__Dataset extract__.
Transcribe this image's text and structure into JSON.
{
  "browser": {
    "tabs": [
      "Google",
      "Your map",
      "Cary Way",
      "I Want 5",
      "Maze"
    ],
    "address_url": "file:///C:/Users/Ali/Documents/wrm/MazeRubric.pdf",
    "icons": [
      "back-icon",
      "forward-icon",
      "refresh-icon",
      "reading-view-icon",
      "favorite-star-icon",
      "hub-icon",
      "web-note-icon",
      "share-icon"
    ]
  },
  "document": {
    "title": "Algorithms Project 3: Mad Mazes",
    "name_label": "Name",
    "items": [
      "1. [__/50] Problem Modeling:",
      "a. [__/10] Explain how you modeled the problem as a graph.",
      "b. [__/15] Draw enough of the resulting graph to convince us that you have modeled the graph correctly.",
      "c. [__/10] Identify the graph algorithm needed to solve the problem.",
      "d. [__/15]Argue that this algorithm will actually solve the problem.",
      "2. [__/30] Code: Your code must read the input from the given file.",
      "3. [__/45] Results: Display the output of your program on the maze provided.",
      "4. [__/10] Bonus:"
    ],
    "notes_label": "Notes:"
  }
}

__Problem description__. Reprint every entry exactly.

__Worked solution__.
Transcribe this image's text and structure into JSON.
{
  "browser": {
    "tabs": [
      "Google",
      "Your map",
      "Cary Way",
      "I Want 5",
      "Maze"
    ],
    "address_url": "file:///C:/Users/Ali/Documents/wrm/MazeRubric.pdf",
    "icons": [
      "back-icon",
      "forward-icon",
      "refresh-icon",
      "reading-view-icon",
      "favorite-star-icon",
      "hub-icon",
      "web-note-icon",
      "share-icon"
    ]
  },
  "document": {
    "title": "Algorithms Project 3: Mad Mazes",
    "name_label": "Name",
    "items": [
      "1. [__/50] Problem Modeling:",
      "a. [__/10] Explain how you modeled the problem as a graph.",
      "b. [__/15] Draw enough of the resulting graph to convince us that you have modeled the graph correctly.",
      "c. [__/10] Identify the graph algorithm needed to solve the problem.",
      "d. [__/15]Argue that this algorithm will actually solve the problem.",
      "2. [__/30] Code: Your code must read the input from the given file.",
      "3. [__/45] Results: Display the output of your program on the maze provided.",
      "4. [__/10] Bonus:"
    ],
    "notes_label": "Notes:"
  }
}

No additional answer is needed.